3. OCGA § 3–3–22 reads: “No alcoholic beverage shall be sold, bartered, exchanged, given, provided, or furnished to any person who is in a state of noticeable intoxication.”
4. Dion also contends that OCGA § 51–1–40 unconstitutionally treats differently those over the legal drinking age from those under the legal drinking age, arguing in her brief that, if at the time that alcohol is provided to the consumer, he or she is over the legal drinking age, “then [OCGA § 51–1–40] absolves the purveyor of alcohol of all liability,” but that if the consumer is under that age, OCGA § 51–1–40(b) “leaves open the question of liability by virtue of the language, ‘may become liable for injury.’ “ This argument appears to be based upon a misreading of the statute; as Flores, supra at 468, points out, the statute clearly requires that for there to be any recovery, “the furnishing or serving of the alcoholic beverage [must be shown to be] the proximate cause of injury ․” and that requirement is applicable whether the consumer of alcohol is under the legal drinking age, or over it, and noticeably intoxicated.
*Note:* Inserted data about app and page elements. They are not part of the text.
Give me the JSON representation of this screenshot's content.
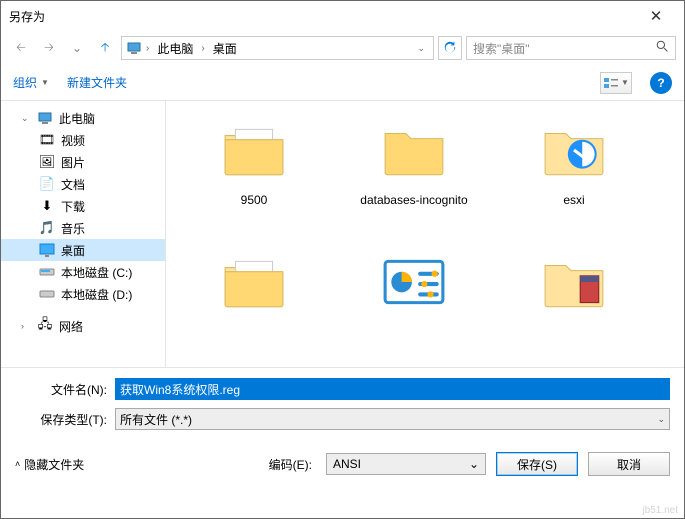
{
  "title": "另存为",
  "breadcrumb": {
    "seg1": "此电脑",
    "seg2": "桌面"
  },
  "search": {
    "placeholder": "搜索\"桌面\""
  },
  "toolbar": {
    "organize": "组织",
    "newfolder": "新建文件夹"
  },
  "tree": {
    "root": "此电脑",
    "items": [
      {
        "label": "视频"
      },
      {
        "label": "图片"
      },
      {
        "label": "文档"
      },
      {
        "label": "下载"
      },
      {
        "label": "音乐"
      },
      {
        "label": "桌面",
        "selected": true
      },
      {
        "label": "本地磁盘 (C:)"
      },
      {
        "label": "本地磁盘 (D:)"
      }
    ],
    "network": "网络"
  },
  "files": [
    {
      "name": "9500",
      "type": "folder"
    },
    {
      "name": "databases-incognito",
      "type": "folder"
    },
    {
      "name": "esxi",
      "type": "app-blue"
    },
    {
      "name": "",
      "type": "folder"
    },
    {
      "name": "",
      "type": "app-chart"
    },
    {
      "name": "",
      "type": "folder-archive"
    }
  ],
  "form": {
    "filename_label": "文件名(N):",
    "filename_value": "获取Win8系统权限.reg",
    "savetype_label": "保存类型(T):",
    "savetype_value": "所有文件 (*.*)"
  },
  "footer": {
    "hide_folders": "隐藏文件夹",
    "encoding_label": "编码(E):",
    "encoding_value": "ANSI",
    "save": "保存(S)",
    "cancel": "取消"
  }
}
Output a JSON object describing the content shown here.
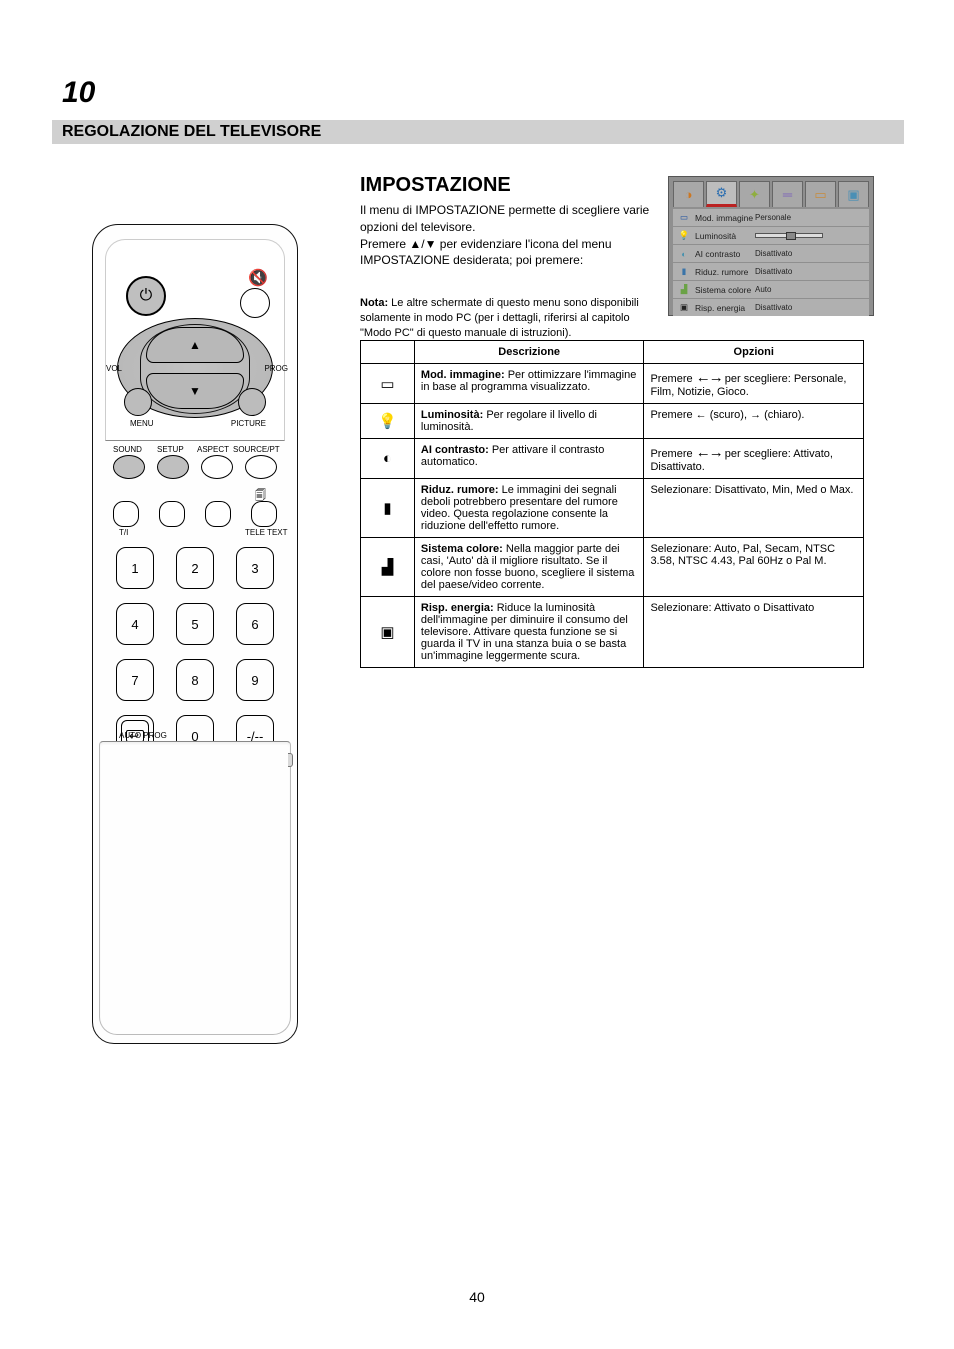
{
  "page": {
    "top_index": "10",
    "header": "REGOLAZIONE DEL TELEVISORE",
    "section_title": "IMPOSTAZIONE",
    "bottom_page_num": "40"
  },
  "intro": {
    "line1": "Il menu di IMPOSTAZIONE permette di scegliere varie opzioni del televisore.",
    "line2_pre": "Premere ",
    "line2_icon": "▲/▼",
    "line2_post": " per evidenziare l'icona del menu IMPOSTAZIONE desiderata; poi premere:"
  },
  "note": {
    "label": "Nota:",
    "text": " Le altre schermate di questo menu sono disponibili solamente in modo PC (per i dettagli, riferirsi al capitolo \"Modo PC\" di questo manuale di istruzioni)."
  },
  "osd": {
    "tabs": [
      {
        "name": "immagine",
        "color": "#cc7722"
      },
      {
        "name": "impostazione",
        "color": "#2a6db0"
      },
      {
        "name": "nitidezza",
        "color": "#8fae3f"
      },
      {
        "name": "schermo",
        "color": "#7d63b8"
      },
      {
        "name": "lingua",
        "color": "#c78c3d"
      },
      {
        "name": "aggiusta",
        "color": "#4a8fb5"
      }
    ],
    "rows": [
      {
        "icon": "mode",
        "label": "Mod. immagine",
        "value": "Personale",
        "iconColor": "#1b4fa0"
      },
      {
        "icon": "bulb",
        "label": "Luminosità",
        "slider": 50,
        "iconColor": "#d7c238"
      },
      {
        "icon": "contrast",
        "label": "AI contrasto",
        "value": "Disattivato",
        "iconColor": "#3f8fae"
      },
      {
        "icon": "nr",
        "label": "Riduz. rumore",
        "value": "Disattivato",
        "iconColor": "#3a74a8"
      },
      {
        "icon": "color",
        "label": "Sistema colore",
        "value": "Auto",
        "iconColor": "#6aa246"
      },
      {
        "icon": "energy",
        "label": "Risp. energia",
        "value": "Disattivato",
        "iconColor": "#222"
      }
    ]
  },
  "table": {
    "headers": [
      "",
      "Descrizione",
      "Opzioni"
    ],
    "rows": [
      {
        "icon": "mode",
        "desc_bold": "Mod. immagine:",
        "desc": " Per ottimizzare l'immagine in base al programma visualizzato.",
        "opt_pre": "Premere ",
        "opt_arrow": true,
        "opt_post": " per scegliere: Personale, Film, Notizie, Gioco."
      },
      {
        "icon": "bulb",
        "desc_bold": "Luminosità:",
        "desc": " Per regolare il livello di luminosità.",
        "opt_pre": "Premere ← (scuro), → (chiaro)."
      },
      {
        "icon": "contrast",
        "desc_bold": "AI contrasto:",
        "desc": " Per attivare il contrasto automatico.",
        "opt_pre": "Premere ",
        "opt_arrow": true,
        "opt_post": " per scegliere: Attivato, Disattivato."
      },
      {
        "icon": "nr",
        "desc_bold": "Riduz. rumore:",
        "desc": " Le immagini dei segnali deboli potrebbero presentare del rumore video. Questa regolazione consente la riduzione dell'effetto rumore.",
        "opt_pre": "Selezionare: Disattivato, Min, Med o Max."
      },
      {
        "icon": "color",
        "desc_bold": "Sistema colore:",
        "desc": " Nella maggior parte dei casi, 'Auto' dà il migliore risultato. Se il colore non fosse buono, scegliere il sistema del paese/video corrente.",
        "opt_pre": "Selezionare: Auto, Pal, Secam, NTSC 3.58, NTSC 4.43, Pal 60Hz o Pal M."
      },
      {
        "icon": "energy",
        "desc_bold": "Risp. energia:",
        "desc": " Riduce la luminosità dell'immagine per diminuire il consumo del televisore. Attivare questa funzione se si guarda il TV in una stanza buia o se basta un'immagine leggermente scura.",
        "opt_pre": "Selezionare: Attivato o Disattivato"
      }
    ]
  },
  "remote": {
    "labels": {
      "power": "⏻",
      "mute": "🔇",
      "menu": "MENU",
      "picture": "PICTURE",
      "sound": "SOUND",
      "setup": "SETUP",
      "aspect": "ASPECT",
      "sourcept": "SOURCE/PT",
      "ti": "T/I",
      "tele": "TELE TEXT",
      "num1": "1",
      "num2": "2",
      "num3": "3",
      "num4": "4",
      "num5": "5",
      "num6": "6",
      "num7": "7",
      "num8": "8",
      "num9": "9",
      "num0": "0",
      "dash": "-/--",
      "autoprog": "AUTO PROG",
      "vol": "VOL",
      "prog": "PROG"
    }
  }
}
As this Court has previously noted, OCGA § 51–1–40 “treats sales to minors and noticeably intoxicated adults identically. [Cit.]” Id. at 470(n.8). It is uncontroverted that Dale was of legal drinking age on September 15, 2011.
HINES, Presiding Justice.
All the Justices concur.
Response sent, thank you
Docket No: No. S14A0798.
Decided: November 17, 2014
Court: Supreme Court of Georgia.
Search our directory by legal issue
Enter information in one or both fields (Required)
FindLaw for Legal Professionals
Search our directory by legal issue
Enter information in one or both fields (Required)